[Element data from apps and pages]
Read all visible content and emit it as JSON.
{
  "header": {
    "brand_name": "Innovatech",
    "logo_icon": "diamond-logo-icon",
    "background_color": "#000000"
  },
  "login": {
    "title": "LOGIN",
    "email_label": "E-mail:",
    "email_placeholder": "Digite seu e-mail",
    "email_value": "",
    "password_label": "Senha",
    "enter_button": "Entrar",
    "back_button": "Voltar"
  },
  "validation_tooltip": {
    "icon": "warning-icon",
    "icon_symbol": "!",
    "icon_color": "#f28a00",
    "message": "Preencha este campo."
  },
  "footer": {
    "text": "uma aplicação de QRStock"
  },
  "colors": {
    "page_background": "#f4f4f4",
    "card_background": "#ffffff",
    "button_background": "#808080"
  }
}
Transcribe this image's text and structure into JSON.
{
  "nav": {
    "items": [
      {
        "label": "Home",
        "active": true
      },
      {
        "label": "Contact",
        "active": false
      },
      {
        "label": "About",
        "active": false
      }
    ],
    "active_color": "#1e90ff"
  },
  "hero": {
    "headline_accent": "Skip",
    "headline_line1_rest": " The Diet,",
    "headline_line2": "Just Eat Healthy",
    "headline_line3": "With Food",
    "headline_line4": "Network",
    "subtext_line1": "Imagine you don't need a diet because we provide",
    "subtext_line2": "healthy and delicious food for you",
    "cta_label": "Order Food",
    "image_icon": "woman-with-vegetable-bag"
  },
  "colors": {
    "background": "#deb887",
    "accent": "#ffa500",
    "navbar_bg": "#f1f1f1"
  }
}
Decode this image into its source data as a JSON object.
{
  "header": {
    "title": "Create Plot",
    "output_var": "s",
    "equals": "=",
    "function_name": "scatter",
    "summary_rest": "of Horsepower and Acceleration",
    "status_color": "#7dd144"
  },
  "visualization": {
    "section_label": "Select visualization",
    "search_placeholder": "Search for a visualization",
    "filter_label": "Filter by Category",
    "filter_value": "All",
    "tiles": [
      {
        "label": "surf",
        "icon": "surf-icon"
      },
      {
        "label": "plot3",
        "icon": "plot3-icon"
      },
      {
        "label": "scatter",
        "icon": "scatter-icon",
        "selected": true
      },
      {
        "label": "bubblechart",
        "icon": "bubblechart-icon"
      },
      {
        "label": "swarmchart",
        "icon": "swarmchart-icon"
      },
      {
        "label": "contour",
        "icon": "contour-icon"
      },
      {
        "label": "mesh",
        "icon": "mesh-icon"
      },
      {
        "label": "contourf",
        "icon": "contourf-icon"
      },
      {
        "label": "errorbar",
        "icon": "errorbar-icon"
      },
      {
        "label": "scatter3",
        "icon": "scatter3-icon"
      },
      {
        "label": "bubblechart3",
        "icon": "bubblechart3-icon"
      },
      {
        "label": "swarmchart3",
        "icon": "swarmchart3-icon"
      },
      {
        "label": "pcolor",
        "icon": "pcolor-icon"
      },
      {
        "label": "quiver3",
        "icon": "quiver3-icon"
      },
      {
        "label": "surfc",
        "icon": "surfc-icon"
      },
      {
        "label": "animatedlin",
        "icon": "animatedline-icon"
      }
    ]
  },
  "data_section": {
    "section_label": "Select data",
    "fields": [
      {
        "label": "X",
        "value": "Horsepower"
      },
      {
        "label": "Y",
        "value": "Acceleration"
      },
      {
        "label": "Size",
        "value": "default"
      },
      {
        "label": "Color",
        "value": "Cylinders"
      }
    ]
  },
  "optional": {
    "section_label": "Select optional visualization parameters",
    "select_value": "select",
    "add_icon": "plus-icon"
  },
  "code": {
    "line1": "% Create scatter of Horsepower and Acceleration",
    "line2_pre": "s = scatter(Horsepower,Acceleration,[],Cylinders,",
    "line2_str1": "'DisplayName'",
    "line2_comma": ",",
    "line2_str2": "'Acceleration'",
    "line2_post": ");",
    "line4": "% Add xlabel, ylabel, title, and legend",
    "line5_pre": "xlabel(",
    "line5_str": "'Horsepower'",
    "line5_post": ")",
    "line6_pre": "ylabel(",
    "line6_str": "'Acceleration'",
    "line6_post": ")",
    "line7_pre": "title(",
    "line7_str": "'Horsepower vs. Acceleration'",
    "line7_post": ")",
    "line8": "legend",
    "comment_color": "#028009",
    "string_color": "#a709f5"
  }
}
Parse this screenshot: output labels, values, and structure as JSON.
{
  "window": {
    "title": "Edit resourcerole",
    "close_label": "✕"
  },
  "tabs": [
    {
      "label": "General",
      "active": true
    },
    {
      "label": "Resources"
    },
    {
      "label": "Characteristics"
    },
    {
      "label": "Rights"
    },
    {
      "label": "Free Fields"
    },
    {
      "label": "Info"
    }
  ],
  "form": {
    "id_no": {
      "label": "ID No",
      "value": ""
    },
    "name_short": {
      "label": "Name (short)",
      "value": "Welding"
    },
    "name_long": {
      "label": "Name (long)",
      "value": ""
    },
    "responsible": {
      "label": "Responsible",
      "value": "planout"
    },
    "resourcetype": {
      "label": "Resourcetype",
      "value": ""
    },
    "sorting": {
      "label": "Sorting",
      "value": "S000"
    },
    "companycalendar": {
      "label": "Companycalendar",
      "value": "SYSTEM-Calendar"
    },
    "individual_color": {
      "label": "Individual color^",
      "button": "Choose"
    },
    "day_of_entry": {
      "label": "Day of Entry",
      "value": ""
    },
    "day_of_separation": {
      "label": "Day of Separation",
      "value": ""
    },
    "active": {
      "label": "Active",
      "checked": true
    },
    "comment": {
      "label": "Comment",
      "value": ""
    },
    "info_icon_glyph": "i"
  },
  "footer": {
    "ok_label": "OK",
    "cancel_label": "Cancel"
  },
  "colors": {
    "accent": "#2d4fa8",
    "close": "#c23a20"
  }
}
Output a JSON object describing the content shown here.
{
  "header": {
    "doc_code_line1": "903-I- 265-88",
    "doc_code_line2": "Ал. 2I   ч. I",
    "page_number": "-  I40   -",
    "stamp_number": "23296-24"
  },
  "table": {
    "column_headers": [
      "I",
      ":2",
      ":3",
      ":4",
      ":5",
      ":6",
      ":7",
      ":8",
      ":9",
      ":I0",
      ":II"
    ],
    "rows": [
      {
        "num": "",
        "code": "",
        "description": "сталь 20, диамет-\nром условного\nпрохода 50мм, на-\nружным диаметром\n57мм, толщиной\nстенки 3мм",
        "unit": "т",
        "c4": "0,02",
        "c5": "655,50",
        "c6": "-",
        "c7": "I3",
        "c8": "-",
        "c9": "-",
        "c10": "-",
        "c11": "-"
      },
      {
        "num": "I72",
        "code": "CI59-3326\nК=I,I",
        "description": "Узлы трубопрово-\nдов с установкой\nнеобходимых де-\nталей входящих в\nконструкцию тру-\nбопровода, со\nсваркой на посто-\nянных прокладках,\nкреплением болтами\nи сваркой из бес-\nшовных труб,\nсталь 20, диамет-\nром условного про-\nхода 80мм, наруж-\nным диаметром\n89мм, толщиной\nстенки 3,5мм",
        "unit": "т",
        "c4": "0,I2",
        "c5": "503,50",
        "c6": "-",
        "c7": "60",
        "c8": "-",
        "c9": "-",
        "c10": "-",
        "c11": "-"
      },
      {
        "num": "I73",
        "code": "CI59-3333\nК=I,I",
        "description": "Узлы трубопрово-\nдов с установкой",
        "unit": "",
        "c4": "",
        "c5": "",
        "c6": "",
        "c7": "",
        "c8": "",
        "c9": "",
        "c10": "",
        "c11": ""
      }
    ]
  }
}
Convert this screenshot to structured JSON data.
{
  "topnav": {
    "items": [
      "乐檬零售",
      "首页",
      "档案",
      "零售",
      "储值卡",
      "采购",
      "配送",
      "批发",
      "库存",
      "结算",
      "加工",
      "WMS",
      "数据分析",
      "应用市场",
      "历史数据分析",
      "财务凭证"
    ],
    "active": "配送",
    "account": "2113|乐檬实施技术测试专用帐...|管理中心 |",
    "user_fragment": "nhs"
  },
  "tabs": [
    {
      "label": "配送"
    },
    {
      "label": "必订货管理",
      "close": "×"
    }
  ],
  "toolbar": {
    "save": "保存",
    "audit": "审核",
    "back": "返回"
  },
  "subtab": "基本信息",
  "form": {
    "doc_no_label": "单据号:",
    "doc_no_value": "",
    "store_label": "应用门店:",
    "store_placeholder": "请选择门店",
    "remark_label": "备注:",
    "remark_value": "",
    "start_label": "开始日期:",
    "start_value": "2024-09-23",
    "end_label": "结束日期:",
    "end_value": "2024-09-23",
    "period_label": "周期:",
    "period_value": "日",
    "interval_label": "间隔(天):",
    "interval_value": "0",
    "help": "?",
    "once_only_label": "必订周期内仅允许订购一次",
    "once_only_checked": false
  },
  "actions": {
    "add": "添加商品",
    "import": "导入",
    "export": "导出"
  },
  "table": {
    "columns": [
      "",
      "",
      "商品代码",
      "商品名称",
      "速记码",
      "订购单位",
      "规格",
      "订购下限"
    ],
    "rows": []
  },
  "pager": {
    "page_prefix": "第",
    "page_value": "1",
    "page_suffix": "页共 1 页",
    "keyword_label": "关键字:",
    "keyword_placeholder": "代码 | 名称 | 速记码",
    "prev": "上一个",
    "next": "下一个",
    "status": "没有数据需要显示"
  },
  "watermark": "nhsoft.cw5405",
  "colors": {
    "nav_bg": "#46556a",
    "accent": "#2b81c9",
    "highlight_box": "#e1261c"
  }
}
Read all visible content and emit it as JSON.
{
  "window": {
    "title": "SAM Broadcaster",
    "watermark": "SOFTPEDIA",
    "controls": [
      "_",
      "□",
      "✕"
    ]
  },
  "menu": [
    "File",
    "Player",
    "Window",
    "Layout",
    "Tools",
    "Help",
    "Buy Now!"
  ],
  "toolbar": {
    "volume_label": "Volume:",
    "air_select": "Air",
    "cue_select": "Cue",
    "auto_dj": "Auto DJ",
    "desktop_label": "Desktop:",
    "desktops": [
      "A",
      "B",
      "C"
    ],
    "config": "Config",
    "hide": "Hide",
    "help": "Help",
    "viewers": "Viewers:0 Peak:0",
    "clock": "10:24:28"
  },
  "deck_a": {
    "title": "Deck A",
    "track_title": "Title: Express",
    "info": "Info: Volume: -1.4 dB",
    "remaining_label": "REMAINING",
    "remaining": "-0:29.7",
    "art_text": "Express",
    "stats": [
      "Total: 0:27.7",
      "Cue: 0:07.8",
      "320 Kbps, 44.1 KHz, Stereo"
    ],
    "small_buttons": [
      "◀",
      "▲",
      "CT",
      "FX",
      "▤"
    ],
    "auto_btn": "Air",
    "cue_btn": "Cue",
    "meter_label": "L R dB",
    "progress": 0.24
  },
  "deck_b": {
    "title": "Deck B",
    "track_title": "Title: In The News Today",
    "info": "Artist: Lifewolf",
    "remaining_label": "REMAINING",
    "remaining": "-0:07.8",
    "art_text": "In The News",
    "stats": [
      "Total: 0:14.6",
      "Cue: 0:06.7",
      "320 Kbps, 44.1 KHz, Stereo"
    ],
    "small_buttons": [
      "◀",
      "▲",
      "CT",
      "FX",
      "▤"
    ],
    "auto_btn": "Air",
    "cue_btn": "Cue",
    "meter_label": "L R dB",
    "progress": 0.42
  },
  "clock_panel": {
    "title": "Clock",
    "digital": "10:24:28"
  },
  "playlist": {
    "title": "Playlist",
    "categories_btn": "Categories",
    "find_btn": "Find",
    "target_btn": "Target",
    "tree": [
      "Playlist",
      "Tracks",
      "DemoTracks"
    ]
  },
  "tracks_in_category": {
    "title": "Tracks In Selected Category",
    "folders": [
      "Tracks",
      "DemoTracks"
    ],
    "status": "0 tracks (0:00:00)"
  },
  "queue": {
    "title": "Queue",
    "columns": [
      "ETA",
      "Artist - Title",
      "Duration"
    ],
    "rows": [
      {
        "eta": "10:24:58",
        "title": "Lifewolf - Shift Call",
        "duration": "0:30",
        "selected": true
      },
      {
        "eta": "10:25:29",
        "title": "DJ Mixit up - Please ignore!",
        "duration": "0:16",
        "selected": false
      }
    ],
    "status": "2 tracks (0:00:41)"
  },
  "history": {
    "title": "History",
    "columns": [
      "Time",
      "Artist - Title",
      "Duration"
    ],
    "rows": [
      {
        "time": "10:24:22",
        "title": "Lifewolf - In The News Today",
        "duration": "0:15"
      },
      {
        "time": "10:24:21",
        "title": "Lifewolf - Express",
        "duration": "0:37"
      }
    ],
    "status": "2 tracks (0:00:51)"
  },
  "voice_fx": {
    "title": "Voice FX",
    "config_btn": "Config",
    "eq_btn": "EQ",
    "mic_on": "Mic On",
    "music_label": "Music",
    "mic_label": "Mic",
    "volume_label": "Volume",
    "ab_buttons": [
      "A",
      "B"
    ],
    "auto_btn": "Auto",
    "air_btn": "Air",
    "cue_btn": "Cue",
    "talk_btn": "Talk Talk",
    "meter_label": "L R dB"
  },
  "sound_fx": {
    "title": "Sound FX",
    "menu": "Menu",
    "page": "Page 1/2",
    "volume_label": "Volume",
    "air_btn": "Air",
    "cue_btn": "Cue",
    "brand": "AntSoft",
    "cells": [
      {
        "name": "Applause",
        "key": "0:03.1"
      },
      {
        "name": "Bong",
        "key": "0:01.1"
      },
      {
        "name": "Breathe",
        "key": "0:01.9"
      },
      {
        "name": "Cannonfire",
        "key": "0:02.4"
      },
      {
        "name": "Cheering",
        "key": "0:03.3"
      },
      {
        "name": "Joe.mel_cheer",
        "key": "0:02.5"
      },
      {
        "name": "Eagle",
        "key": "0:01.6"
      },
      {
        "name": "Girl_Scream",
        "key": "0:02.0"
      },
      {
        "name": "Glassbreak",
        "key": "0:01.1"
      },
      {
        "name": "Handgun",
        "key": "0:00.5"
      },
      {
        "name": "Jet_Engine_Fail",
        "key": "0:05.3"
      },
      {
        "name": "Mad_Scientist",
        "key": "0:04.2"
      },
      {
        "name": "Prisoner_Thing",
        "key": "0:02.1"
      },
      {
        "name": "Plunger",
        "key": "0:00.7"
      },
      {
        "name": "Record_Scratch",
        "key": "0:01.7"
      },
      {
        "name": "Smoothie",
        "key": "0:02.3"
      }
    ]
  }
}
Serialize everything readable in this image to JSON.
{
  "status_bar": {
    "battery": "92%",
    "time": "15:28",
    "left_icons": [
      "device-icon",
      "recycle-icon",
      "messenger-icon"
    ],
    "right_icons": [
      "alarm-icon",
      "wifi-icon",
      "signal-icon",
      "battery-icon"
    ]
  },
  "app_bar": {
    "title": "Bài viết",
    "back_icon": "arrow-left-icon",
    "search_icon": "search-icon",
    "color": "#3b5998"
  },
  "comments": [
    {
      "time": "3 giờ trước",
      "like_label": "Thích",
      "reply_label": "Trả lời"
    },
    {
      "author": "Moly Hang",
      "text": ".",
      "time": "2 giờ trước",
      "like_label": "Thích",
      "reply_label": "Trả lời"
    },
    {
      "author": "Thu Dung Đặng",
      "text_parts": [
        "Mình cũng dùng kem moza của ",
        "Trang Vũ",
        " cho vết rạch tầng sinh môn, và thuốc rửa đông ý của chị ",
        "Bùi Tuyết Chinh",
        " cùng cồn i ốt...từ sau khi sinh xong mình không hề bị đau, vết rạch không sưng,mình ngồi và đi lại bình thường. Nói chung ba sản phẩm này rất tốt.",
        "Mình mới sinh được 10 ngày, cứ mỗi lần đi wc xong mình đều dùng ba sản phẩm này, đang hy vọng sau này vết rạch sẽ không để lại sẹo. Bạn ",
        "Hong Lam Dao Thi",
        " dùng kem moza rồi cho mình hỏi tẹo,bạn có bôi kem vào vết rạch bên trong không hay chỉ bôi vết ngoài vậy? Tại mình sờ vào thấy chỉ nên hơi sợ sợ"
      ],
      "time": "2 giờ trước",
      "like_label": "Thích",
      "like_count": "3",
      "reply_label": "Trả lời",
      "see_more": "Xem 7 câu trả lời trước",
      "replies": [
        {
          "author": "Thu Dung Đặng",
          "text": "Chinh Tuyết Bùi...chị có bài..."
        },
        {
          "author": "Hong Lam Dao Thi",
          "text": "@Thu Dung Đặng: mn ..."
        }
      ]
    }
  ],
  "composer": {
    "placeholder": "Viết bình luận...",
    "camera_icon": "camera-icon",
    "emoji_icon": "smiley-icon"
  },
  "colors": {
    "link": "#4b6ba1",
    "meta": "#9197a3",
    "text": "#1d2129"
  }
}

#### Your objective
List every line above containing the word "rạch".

#### Solution below
        " cho vết rạch tầng sinh môn, và thuốc rửa đông ý của chị ",
        " cùng cồn i ốt...từ sau khi sinh xong mình không hề bị đau, vết rạch không sưng,mình ngồi và đi lại bình thường. Nói chung ba sản phẩm này rất tốt.",
        "Mình mới sinh được 10 ngày, cứ mỗi lần đi wc xong mình đều dùng ba sản phẩm này, đang hy vọng sau này vết rạch sẽ không để lại sẹo. Bạn ",
        " dùng kem moza rồi cho mình hỏi tẹo,bạn có bôi kem vào vết rạch bên trong không hay chỉ bôi vết ngoài vậy? Tại mình sờ vào thấy chỉ nên hơi sợ sợ"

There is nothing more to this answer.